Money over renewable energy: giant UBS bank ad covers solar cells of pioneering Hong Kong building
Experts say they probably generate little to no electricity when covered with the billboard at city's first integrated photovoltaic building
Money speaks louder than renewable energy in Hong Kong - so much so that the city's first skyscraper to have been built with integrated photovoltaic systems has turned its trademark rooftop solar modules into a giant billboard for the Swiss bank UBS.
The move has drawn concern from green groups who believe it could set a dismal example for renewable energy use in Hong Kong, even as the government seeks to encourage wider adoption of renewable energy in private buildings.
The 29-storey building, Glorious Sun Group's One Peking, stood as a pioneering example of integrated photovoltaic systems when it was completed in 2003. Built into the crest of its southern exposure, the 144 solar power modules can generate a maximum capacity of eight kilowatts and are mainly used to power automated sunshades.
It remains one of the few commercial photovoltaic projects of its size in the city.
But since May the 200 square metre system, clearly visible from across the harbour, has been covered in a white material bearing the letters UBS and the bank's "three keys" logo.
Glorious Sun did not respond to inquiries about whether the modules still worked and whether the ad would affect their ability to absorb energy.
Building manager Jones Lang LaSalle said it was not in a position to comment, saying it was only responsible for property management. But one building worker said the photovoltaic system was "not used that often".
But some photovoltaic experts were doubtful they could work well, or at all, while covered.
"Whether modules work or not depends on their ability to absorb solar radiation," said Dr Vivien Lu Lin, a solar building applications expert at the Polytechnic University's building services engineering department.
"I can't see the modules at all so I don't think they actually work. Even if they do, the output is likely to be reduced significantly," Lu said.
Lu said she understood that many private enterprises in the city had experienced problems with their photovoltaic systems, and she wouldn't be surprised if the modules were there just for show in many cases.
"We'll never know because they don't publish statistics" about how much power they generate.
Dr Sam Hui Chun-man, a sustainable architecture and design expert at the University of Hong Kong's mechanical engineering department, said it was difficult to persuade Hong Kong landlords to use solar power.
"Many commercial buildings overseas feature such installations just to win an award … only to find out later that there are a lot of problems running it," he said. Some repairs are expensive. "The cost could be more than the power the whole system generates. This is the dilemma."
Hui said he knew of schools that had applied for government funding for photovoltaic systems but had switched them off after just a few years due to the high costs and inconvenience of maintaining them.
Greenpeace senior campaigner Frances Yeung Hoi-shan said the covered photovoltaic units set a bad example. "It could add to the rhetoric that solar is just not practical and is difficult to run."

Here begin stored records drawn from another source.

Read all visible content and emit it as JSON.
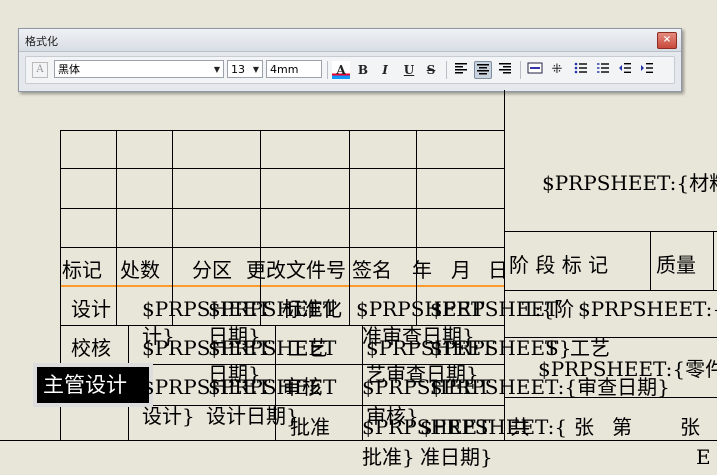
{
  "toolbar": {
    "title": "格式化",
    "close": "×",
    "font_name": "黑体",
    "font_size": "13",
    "char_height": "4mm",
    "icons": [
      "style-icon",
      "font-color-icon",
      "bold-icon",
      "italic-icon",
      "underline-icon",
      "strikethrough-icon",
      "align-left-icon",
      "align-center-icon",
      "align-right-icon",
      "insert-frame-icon",
      "grid-icon",
      "numbered-list-icon",
      "bulleted-list-icon",
      "outdent-icon",
      "indent-icon"
    ],
    "bold": "B",
    "italic": "I",
    "underline": "U",
    "strike": "S",
    "style_glyph": "A",
    "color_glyph": "A"
  },
  "drawing": {
    "header_right": "$PRPSHEET:{材料",
    "row_labels": {
      "mark": "标记",
      "count": "处数",
      "zone": "分区",
      "change_doc": "更改文件号",
      "sign": "签名",
      "year": "年",
      "month": "月",
      "day": "日"
    },
    "stage_header": {
      "stage": "阶 段 标 记",
      "weight": "质量"
    },
    "left_col": [
      "设计",
      "校核",
      "主管设计",
      ""
    ],
    "overlap_texts": {
      "r1a": "$PRPSHEET",
      "r1b": "$PRPSHEET",
      "r1c": "标准化",
      "r1d": "$PRPSHEET",
      "r1e": "$PRPSHEET",
      "r1f": "T:{阶",
      "r1g": "$PRPSHEET:{阶",
      "r1h": "计}",
      "r1i": "日期}",
      "r1j": "准审查日期}",
      "r2a": "$PRPSHEET",
      "r2b": "$PRPSHEET",
      "r2c": "工艺",
      "r2d": "$PRPSHEET",
      "r2e": "$PRPSHEET",
      "r2f": "S}",
      "r2g": "工艺",
      "r2h": "日期}",
      "r2i": "艺审查日期}",
      "r2j": "$PRPSHEET:{零件",
      "r3a": "$PRPSHEET",
      "r3b": "$PRPSHEET",
      "r3c": "审核",
      "r3d": "$PRPSHEET",
      "r3e": "$PRPSHEET:{审查日期}",
      "r3f": "设计}",
      "r3g": "设计日期}",
      "r3h": "审核}",
      "r4a": "批准",
      "r4b": "$PRPSHEET",
      "r4c": "$PRPSHEET:{",
      "r4d": "共",
      "r4e": "张",
      "r4f": "第",
      "r4g": "张",
      "r4h": "批准}",
      "r4i": "准日期}",
      "r4j": "E"
    }
  }
}
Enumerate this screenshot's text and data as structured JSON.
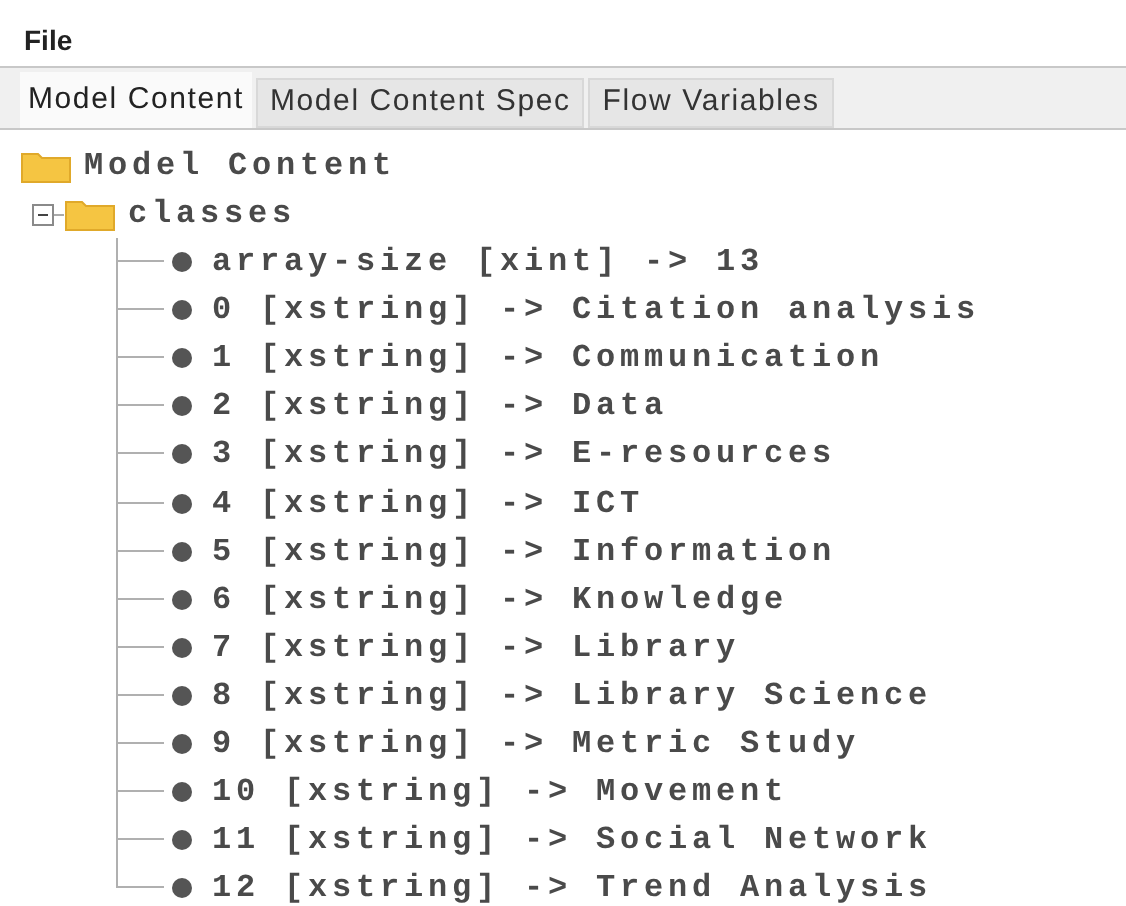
{
  "menu": [
    "File"
  ],
  "tabs": [
    {
      "label": "Model Content",
      "selected": true
    },
    {
      "label": "Model Content Spec",
      "selected": false
    },
    {
      "label": "Flow Variables",
      "selected": false
    }
  ],
  "tree": {
    "label": "Model Content",
    "children": [
      {
        "label": "classes",
        "expanded": true,
        "children": [
          {
            "label": "array-size [xint] -> 13"
          },
          {
            "label": "0 [xstring] -> Citation analysis"
          },
          {
            "label": "1 [xstring] -> Communication"
          },
          {
            "label": "2 [xstring] -> Data"
          },
          {
            "label": "3 [xstring] -> E-resources"
          },
          {
            "label": "4 [xstring] -> ICT"
          },
          {
            "label": "5 [xstring] -> Information"
          },
          {
            "label": "6 [xstring] -> Knowledge"
          },
          {
            "label": "7 [xstring] -> Library"
          },
          {
            "label": "8 [xstring] -> Library Science"
          },
          {
            "label": "9 [xstring] -> Metric Study"
          },
          {
            "label": "10 [xstring] -> Movement"
          },
          {
            "label": "11 [xstring] -> Social Network"
          },
          {
            "label": "12 [xstring] -> Trend Analysis"
          }
        ]
      }
    ]
  }
}
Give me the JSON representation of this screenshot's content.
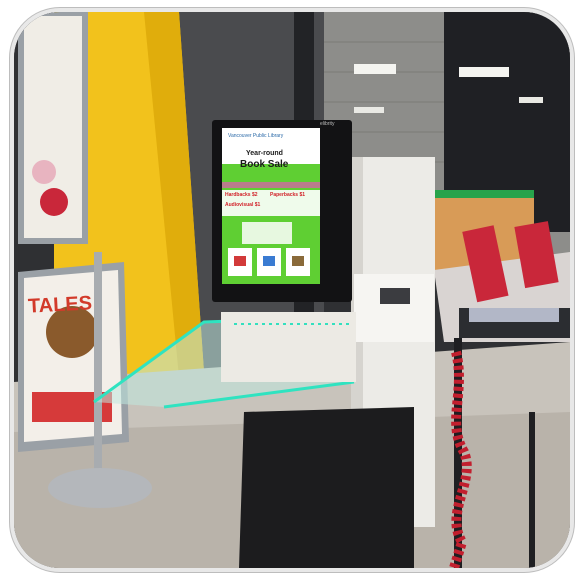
{
  "photo": {
    "kiosk_brand": "elibrity",
    "screen": {
      "library_name": "Vancouver Public Library",
      "heading_line1": "Year-round",
      "heading_line2": "Book Sale",
      "price_hardcover": "Hardbacks $2",
      "price_paperback": "Paperbacks $1",
      "price_audiovisual": "Audiovisual $1"
    },
    "poster": {
      "title": "TALES"
    }
  }
}
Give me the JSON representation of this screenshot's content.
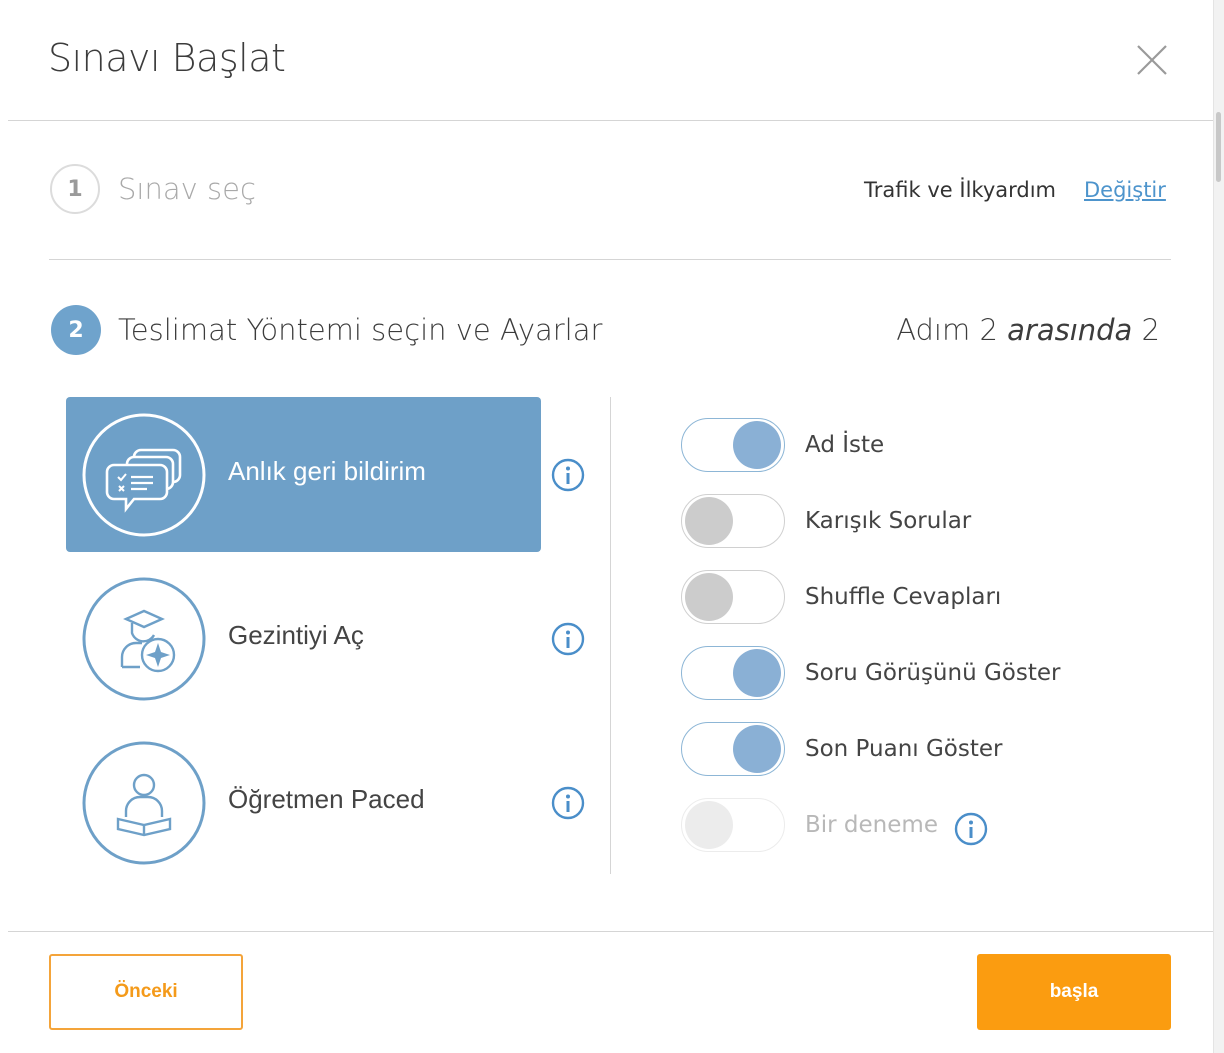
{
  "dialog": {
    "title": "Sınavı Başlat"
  },
  "step1": {
    "number": "1",
    "label": "Sınav seç",
    "exam_name": "Trafik ve İlkyardım",
    "change_link": "Değiştir"
  },
  "step2": {
    "number": "2",
    "label": "Teslimat Yöntemi seçin ve Ayarlar",
    "progress_prefix": "Adım 2",
    "progress_word": "arasında",
    "progress_suffix": "2"
  },
  "methods": [
    {
      "label": "Anlık geri bildirim",
      "icon": "feedback-chat-icon",
      "selected": true
    },
    {
      "label": "Gezintiyi Aç",
      "icon": "student-compass-icon",
      "selected": false
    },
    {
      "label": "Öğretmen Paced",
      "icon": "teacher-book-icon",
      "selected": false
    }
  ],
  "settings": [
    {
      "label": "Ad İste",
      "state": "on"
    },
    {
      "label": "Karışık Sorular",
      "state": "off"
    },
    {
      "label": "Shuffle Cevapları",
      "state": "off"
    },
    {
      "label": "Soru Görüşünü Göster",
      "state": "on"
    },
    {
      "label": "Son Puanı Göster",
      "state": "on"
    },
    {
      "label": "Bir deneme",
      "state": "disabled"
    }
  ],
  "footer": {
    "prev_label": "Önceki",
    "start_label": "başla"
  },
  "colors": {
    "accent_blue": "#6ea0c8",
    "toggle_on": "#8ab0d5",
    "orange": "#fb9c10",
    "link": "#4d94cc"
  }
}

Dr Sam Lam King-hang, founding member of the Hong Kong Photovoltaic Consortium and a former chairman, said that would disappoint many in the solar industry.
A UBS spokeswoman said the bank was to move into the 23rd and 25th floors of the building in the first quarter of next year, occupying 23,000 sq ft of office space. She said it signed a contract with local advertising agent Asiaray in May for the rooftop signage as well as a 12-storey wall advertisement down the side of the skyscraper.
AsiaRay did not respond to a request for comment.
The ad on the roof and wall will be the bank's "largest outdoor advertisement in the world" when completed and will be capable of featuring video graphics and LED lights. The bank refused to disclose the contract's cost.
It is estimated that renewable energy will be able to meet just 1 per cent of Hong Kong's total electricity demand by the early 2020s. The government says there is limited scope for it due to high costs and space constraints.
By comparison, both Singapore and Taiwan have targets of 8 per cent renewable energy by 2025, while the mainland aims to reach 30 per cent by 2020.